The disadvantage of this method is that it can lead to the development of obsessive tendencies regarding food. A person may, for example, find themselves so inflexible in terms of calories that their social life may suffer (no, this is not a joke).
Another way to count calories is more old-school, and consists of simply remembering these 4 key values regarding the number of calories per gram of nutriment:
- 1 gram of carbs: 4 Kcal.
- 1 gram of lipids (fats): 9 Kcal.
- 1 gram of protein: 4 Kcal (recently discovered to actually be 3,2 but this is not important).
- 1 gram of alcohol: 7 Kcal.
Keeping these numbers in mind, it will be easy for you to estimate caloric totals.
Example of caloric breakdown for lunch at a restaurant:
- 1 soup (Carbs +Lipids)/ 100 grams: 70 calories.
- 1 vegetable dish (Carbs)/ 100 grams: 70 calories.
- 1 dish of rice and sauce (Carbs + Lipids)/ 200 grams: 400 calories.
- 1 piece of meat (Lipids + Proteins)/ 100 grams: 250 calories.
- 1 piece of chocolate cake (Carbs + Lipids)/ 150 grams: 400/ 500 calories.
Total : 1190/ 1290 calories.
The advantage of this method is that it will allow you to acquire information and reflexes regarding food intake that you will keep for life- this in turn will keep you healthy for life. (Studies have shown that people conscientious of what they eat will establish healthy habits regarding food- for example, if they eat more than usual at lunch they will eat slightly less for dinner to compensate)
The inconvenience is that this technique requires a relatively precise estimation capacity (being able to glance at a plate of rice and know it is around 200 grams, for example) without which it can be easy to end up over or under-estimating caloric totals.

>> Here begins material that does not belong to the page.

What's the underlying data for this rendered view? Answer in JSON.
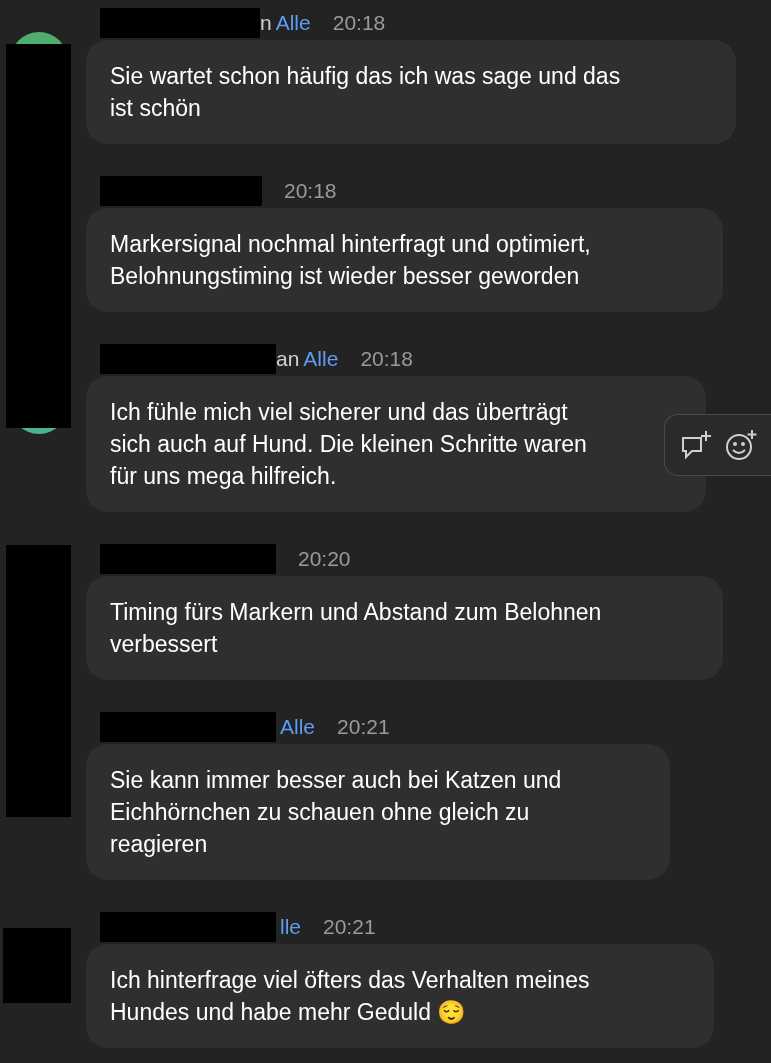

Another interesting approach; rather than basing your counting on the number of calories; is to track your macronutrients (proteins, carbs, and fats), because they matter most when it comes to reaching your goals. Hitting your macronutrients will yield more results in term of fat loss, muscle gains or body composition. For instance, rather than focusing on 2500 calories; you may focus on eating your daily amount of lipids, your daily amount of proteins and complete with your dietary carbohydrates in order to reach your goals.
Conclusion: so, do I count my calories?

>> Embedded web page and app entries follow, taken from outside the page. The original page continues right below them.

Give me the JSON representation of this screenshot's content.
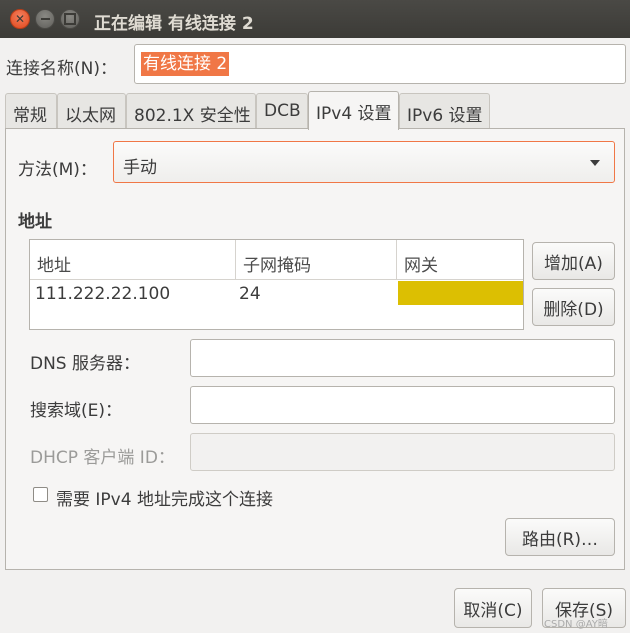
{
  "window": {
    "title": "正在编辑 有线连接 2",
    "close_glyph": "✕"
  },
  "connection_name": {
    "label": "连接名称(N)：",
    "value": "有线连接 2"
  },
  "tabs": [
    {
      "label": "常规"
    },
    {
      "label": "以太网"
    },
    {
      "label": "802.1X 安全性"
    },
    {
      "label": "DCB"
    },
    {
      "label": "IPv4 设置",
      "active": true
    },
    {
      "label": "IPv6 设置"
    }
  ],
  "ipv4": {
    "method_label": "方法(M)：",
    "method_value": "手动",
    "address_section_title": "地址",
    "address_table": {
      "headers": [
        "地址",
        "子网掩码",
        "网关"
      ],
      "rows": [
        [
          "111.222.22.100",
          "24",
          ""
        ]
      ]
    },
    "add_button": "增加(A)",
    "delete_button": "删除(D)",
    "dns_label": "DNS 服务器：",
    "dns_value": "",
    "search_domain_label": "搜索域(E)：",
    "search_domain_value": "",
    "dhcp_client_id_label": "DHCP 客户端 ID：",
    "dhcp_client_id_value": "",
    "require_ipv4_label": "需要 IPv4 地址完成这个连接",
    "require_ipv4_checked": false,
    "routes_button": "路由(R)…"
  },
  "footer": {
    "cancel_button": "取消(C)",
    "save_button": "保存(S)"
  },
  "watermark": "CSDN @AY暗",
  "colors": {
    "titlebar": "#3c3b37",
    "accent": "#f07746",
    "gateway_cell_highlight": "#dcbf02"
  }
}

To conclude, counting calories can be beneficial for many reasons, notably to become more conscious of what you are eating, become aware of whether you have good or bad eating habits, and/or to see if your intakes match your fitness goals.
If you take your workouts and training seriously, then you should be able to make the connection between performance and eating habits, a connection without which it will be hard for you to progress and push your potential to the max, as poor eating habits can lead to your performance suffering (loss of strength, fatigue, etc…).
After a few years, you will notice that you no longer need to count calories, for it will be something you will know how to do instinctively.
For the long term, you can also consider counting calories as a similar practice to keeping up with the money in your bank accounts. In the end, however, it all comes down to what your priorities and personal objectives are.